First, the legislation would enhance the state’s existing Earned Income Credit – by increasing its dollar value as well as expanding eligibility for claiming it. Illinois’ EIC, which is based on the EITC given at the federal level, is a “refundable” tax credit targeted to low-income workers. This effectively puts money in the pockets of folks who need it most. And we know it works. When benefits provided under the federal EITC were increased as part of the American Rescue Plan Act, almost 1.5 million Illinoisans benefited.
The proposed Illinois legislation would also create a new refundable Child Tax Credit to help low-to-no-income families with dependent children. Again, we know this will make a meaningful difference if it becomes law. When the federal Child Tax Credit was increased under ARPA, it benefited nearly 90 percent of Illinois children who are under age 17.
Expanding the EIC and creating a Child Tax Credit make all the sense in the world at this point in time. A growing chorus of advocates across the political spectrum recognize the predicament faced by low-income workers – the hardest hit by the pandemic’s economic damage and suffering most from the inflation spike. They believe these tax policy changes are the right thing to do – and the data agree.

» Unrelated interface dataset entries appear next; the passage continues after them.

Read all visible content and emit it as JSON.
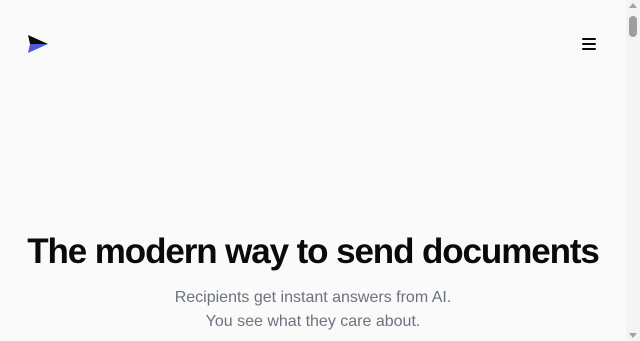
{
  "header": {
    "logo_icon": "paper-plane-icon",
    "menu_icon": "hamburger-menu-icon"
  },
  "hero": {
    "title": "The modern way to send documents",
    "subtitle_line1": "Recipients get instant answers from AI.",
    "subtitle_line2": "You see what they care about."
  },
  "colors": {
    "logo_dark": "#0a0a0a",
    "logo_accent": "#4f5bd5",
    "background": "#fafafa",
    "subtitle": "#6b7280"
  }
}
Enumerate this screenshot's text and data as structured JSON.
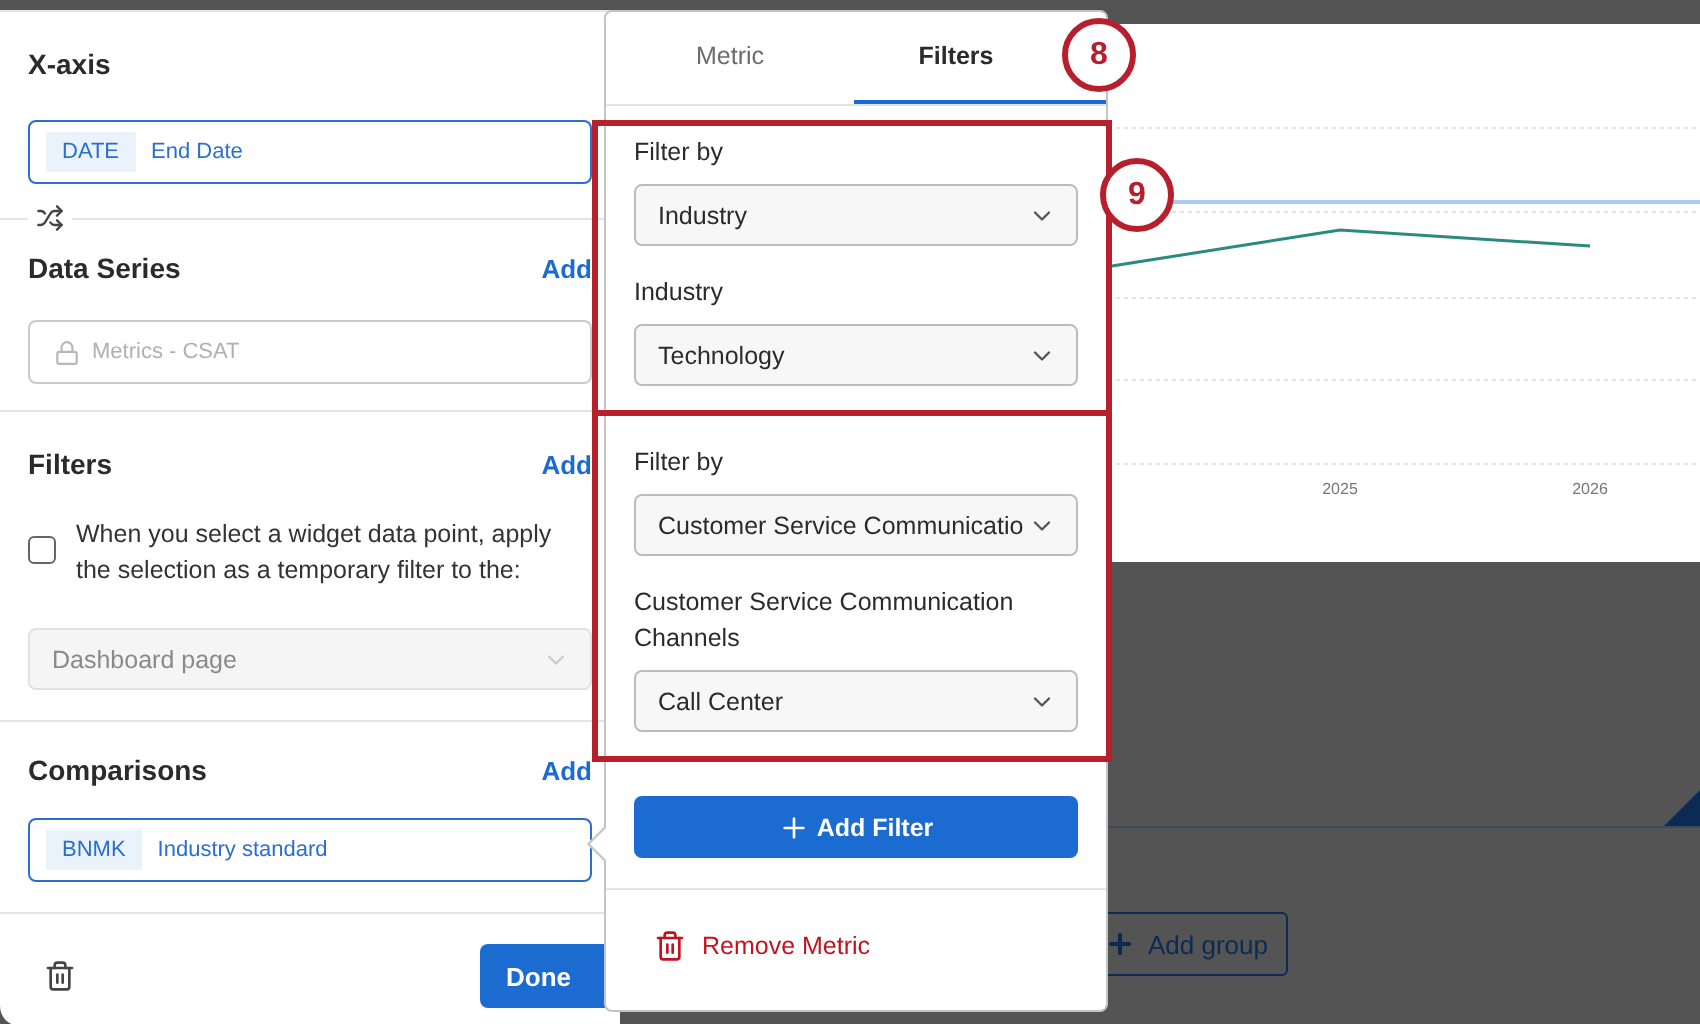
{
  "x_axis": {
    "title": "X-axis",
    "tag": "DATE",
    "value": "End Date"
  },
  "data_series": {
    "title": "Data Series",
    "add_label": "Add",
    "field": "Metrics - CSAT",
    "locked": true
  },
  "filters": {
    "title": "Filters",
    "add_label": "Add",
    "checkbox": {
      "label": "When you select a widget data point, apply the selection as a temporary filter to the:",
      "checked": false
    },
    "target_select": {
      "value": "Dashboard page",
      "disabled": true
    }
  },
  "comparisons": {
    "title": "Comparisons",
    "add_label": "Add",
    "tag": "BNMK",
    "value": "Industry standard"
  },
  "footer": {
    "done_label": "Done"
  },
  "popover": {
    "tabs": [
      {
        "label": "Metric",
        "selected": false
      },
      {
        "label": "Filters",
        "selected": true
      }
    ],
    "filter_groups": [
      {
        "filter_by_label": "Filter by",
        "filter_by_value": "Industry",
        "value_label": "Industry",
        "value": "Technology"
      },
      {
        "filter_by_label": "Filter by",
        "filter_by_value": "Customer Service Communicatio",
        "value_label": "Customer Service Communication Channels",
        "value": "Call Center"
      }
    ],
    "add_filter_label": "Add Filter",
    "remove_label": "Remove Metric"
  },
  "chart": {
    "x_labels": [
      "2025",
      "2026"
    ]
  },
  "add_group_label": "Add group",
  "callouts": [
    {
      "number": "8"
    },
    {
      "number": "9"
    }
  ]
}
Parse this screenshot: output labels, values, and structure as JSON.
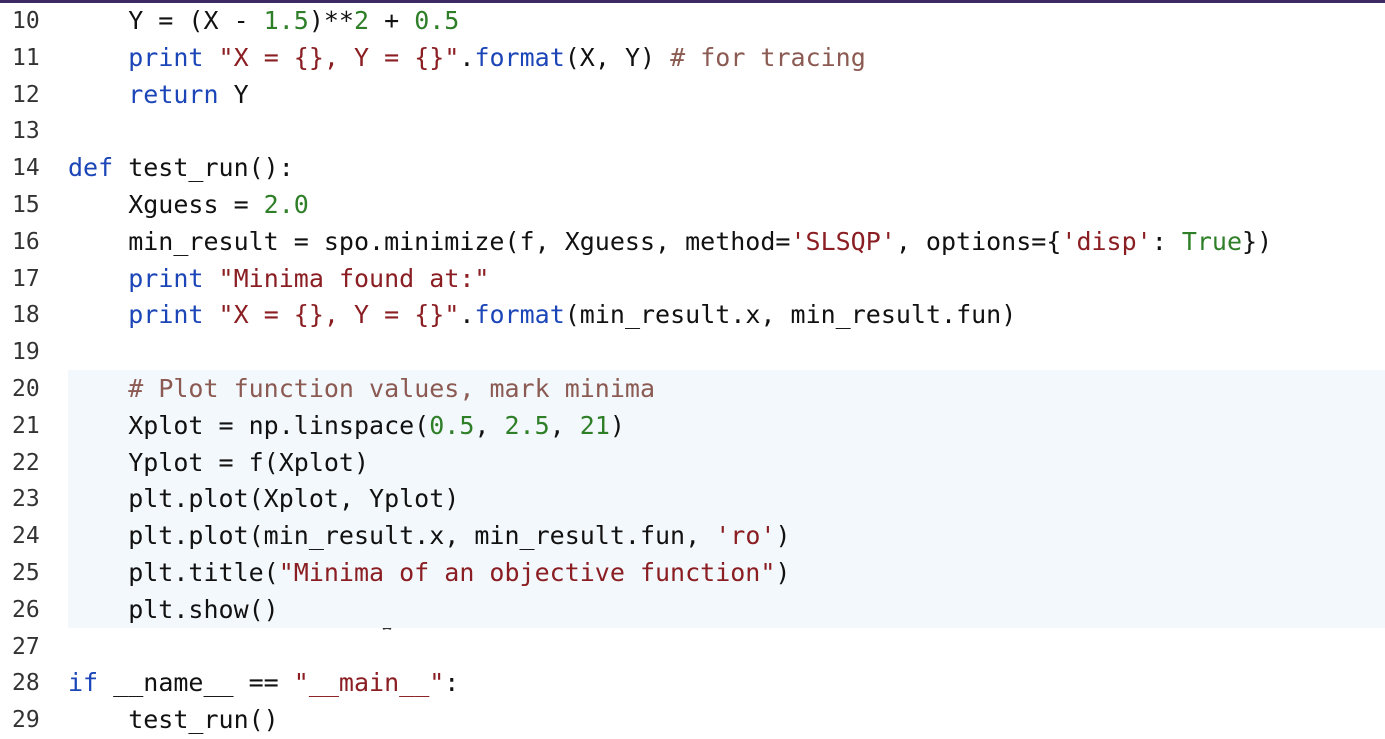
{
  "editor": {
    "lines": [
      {
        "no": "10",
        "tokens": [
          {
            "t": "    Y = (X - ",
            "c": ""
          },
          {
            "t": "1.5",
            "c": "num"
          },
          {
            "t": ")**",
            "c": ""
          },
          {
            "t": "2",
            "c": "num"
          },
          {
            "t": " + ",
            "c": ""
          },
          {
            "t": "0.5",
            "c": "num"
          }
        ]
      },
      {
        "no": "11",
        "tokens": [
          {
            "t": "    ",
            "c": ""
          },
          {
            "t": "print",
            "c": "kw"
          },
          {
            "t": " ",
            "c": ""
          },
          {
            "t": "\"X = {}, Y = {}\"",
            "c": "str"
          },
          {
            "t": ".",
            "c": ""
          },
          {
            "t": "format",
            "c": "kw"
          },
          {
            "t": "(X, Y) ",
            "c": ""
          },
          {
            "t": "# for tracing",
            "c": "com"
          }
        ]
      },
      {
        "no": "12",
        "tokens": [
          {
            "t": "    ",
            "c": ""
          },
          {
            "t": "return",
            "c": "kw"
          },
          {
            "t": " Y",
            "c": ""
          }
        ]
      },
      {
        "no": "13",
        "tokens": []
      },
      {
        "no": "14",
        "tokens": [
          {
            "t": "def",
            "c": "kw"
          },
          {
            "t": " test_run():",
            "c": ""
          }
        ]
      },
      {
        "no": "15",
        "tokens": [
          {
            "t": "    Xguess = ",
            "c": ""
          },
          {
            "t": "2.0",
            "c": "num"
          }
        ]
      },
      {
        "no": "16",
        "tokens": [
          {
            "t": "    min_result = spo.minimize(f, Xguess, method=",
            "c": ""
          },
          {
            "t": "'SLSQP'",
            "c": "str"
          },
          {
            "t": ", options={",
            "c": ""
          },
          {
            "t": "'disp'",
            "c": "str"
          },
          {
            "t": ": ",
            "c": ""
          },
          {
            "t": "True",
            "c": "num"
          },
          {
            "t": "})",
            "c": ""
          }
        ]
      },
      {
        "no": "17",
        "tokens": [
          {
            "t": "    ",
            "c": ""
          },
          {
            "t": "print",
            "c": "kw"
          },
          {
            "t": " ",
            "c": ""
          },
          {
            "t": "\"Minima found at:\"",
            "c": "str"
          }
        ]
      },
      {
        "no": "18",
        "tokens": [
          {
            "t": "    ",
            "c": ""
          },
          {
            "t": "print",
            "c": "kw"
          },
          {
            "t": " ",
            "c": ""
          },
          {
            "t": "\"X = {}, Y = {}\"",
            "c": "str"
          },
          {
            "t": ".",
            "c": ""
          },
          {
            "t": "format",
            "c": "kw"
          },
          {
            "t": "(min_result.x, min_result.fun)",
            "c": ""
          }
        ]
      },
      {
        "no": "19",
        "tokens": []
      },
      {
        "no": "20",
        "hl": true,
        "tokens": [
          {
            "t": "    ",
            "c": ""
          },
          {
            "t": "# Plot function values, mark minima",
            "c": "com"
          }
        ]
      },
      {
        "no": "21",
        "hl": true,
        "tokens": [
          {
            "t": "    Xplot = np.linspace(",
            "c": ""
          },
          {
            "t": "0.5",
            "c": "num"
          },
          {
            "t": ", ",
            "c": ""
          },
          {
            "t": "2.5",
            "c": "num"
          },
          {
            "t": ", ",
            "c": ""
          },
          {
            "t": "21",
            "c": "num"
          },
          {
            "t": ")",
            "c": ""
          }
        ]
      },
      {
        "no": "22",
        "hl": true,
        "tokens": [
          {
            "t": "    Yplot = f(Xplot)",
            "c": ""
          }
        ]
      },
      {
        "no": "23",
        "hl": true,
        "tokens": [
          {
            "t": "    plt.plot(Xplot, Yplot)",
            "c": ""
          }
        ]
      },
      {
        "no": "24",
        "hl": true,
        "tokens": [
          {
            "t": "    plt.plot(min_result.x, min_result.fun, ",
            "c": ""
          },
          {
            "t": "'ro'",
            "c": "str"
          },
          {
            "t": ")",
            "c": ""
          }
        ]
      },
      {
        "no": "25",
        "hl": true,
        "tokens": [
          {
            "t": "    plt.title(",
            "c": ""
          },
          {
            "t": "\"Minima of an objective function\"",
            "c": "str"
          },
          {
            "t": ")",
            "c": ""
          }
        ]
      },
      {
        "no": "26",
        "hl": true,
        "tokens": [
          {
            "t": "    plt.show()",
            "c": ""
          }
        ]
      },
      {
        "no": "27",
        "tokens": []
      },
      {
        "no": "28",
        "tokens": [
          {
            "t": "if",
            "c": "kw"
          },
          {
            "t": " __name__ == ",
            "c": ""
          },
          {
            "t": "\"__main__\"",
            "c": "str"
          },
          {
            "t": ":",
            "c": ""
          }
        ]
      },
      {
        "no": "29",
        "tokens": [
          {
            "t": "    test_run()",
            "c": ""
          }
        ]
      }
    ]
  },
  "colors": {
    "keyword": "#1c46b8",
    "string": "#8a1e22",
    "number": "#2f7f29",
    "comment": "#8b5a52",
    "highlight_bg": "#f3f8fc",
    "top_border": "#3e2a62"
  },
  "cursor_icon": "text-cursor-icon"
}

For instance, as noted previously Illinois has one of the most unfair tax systems in the nation. In fact, Illinois’ tax policy is so regressive it actually worsens the growing income inequality that has manifested in the state’s private economy over the past three decades. Indeed, between 1978 and 2018, 99 percent of Illinois households saw their annual income after inflation grow by 20 percent — a far cry from those in the top 1 percent, whose inflation adjusted incomes grew by 254 percent, or more than 10 times as much. Expanding the EIC and creating a refundable Child Tax Credit targeted to low-income workers would counter that trend and help make Illinois’ tax burden fairer.
Yet, we can still feel the very real, very painful economic after-effects of COVID-19 all around us: 17 percent of Illinois adults in rental housing are behind on paying rent. More than a quarter of adults here say they have a problem dealing with daily necessities like purchasing food, paying for housing or cars, or covering medical expenses.
Expanding the state EIC and creating a new Child Tax Credit as legislators have proposed, would give up to 4.8 million Illinoisans – or about 40 percent of the state’s population – at least $600 back in tax refunds, make the state’s tax policy fairer, reduce child poverty, and support lower-wage workers. Better yet, those refunds will get pumped right back into local economies across Illinois. In fact, we estimate the state’s private sector economy will realize a stimulus that could top $1 billion if these credits are fully implemented as proposed – far more than the estimated upfront cost of about $415 million.
Now is the right time for Illinois to take income inequality head on and give working families the relief they deserve. Expanding the state’s EIC and creating a Child Tax Credit as currently proposed would be sound fiscal policy that will help Illinois build on its welcome good fiscal fortune.
Ralph Martire is executive director of the Center for Tax and Budget Accountability in Chicago.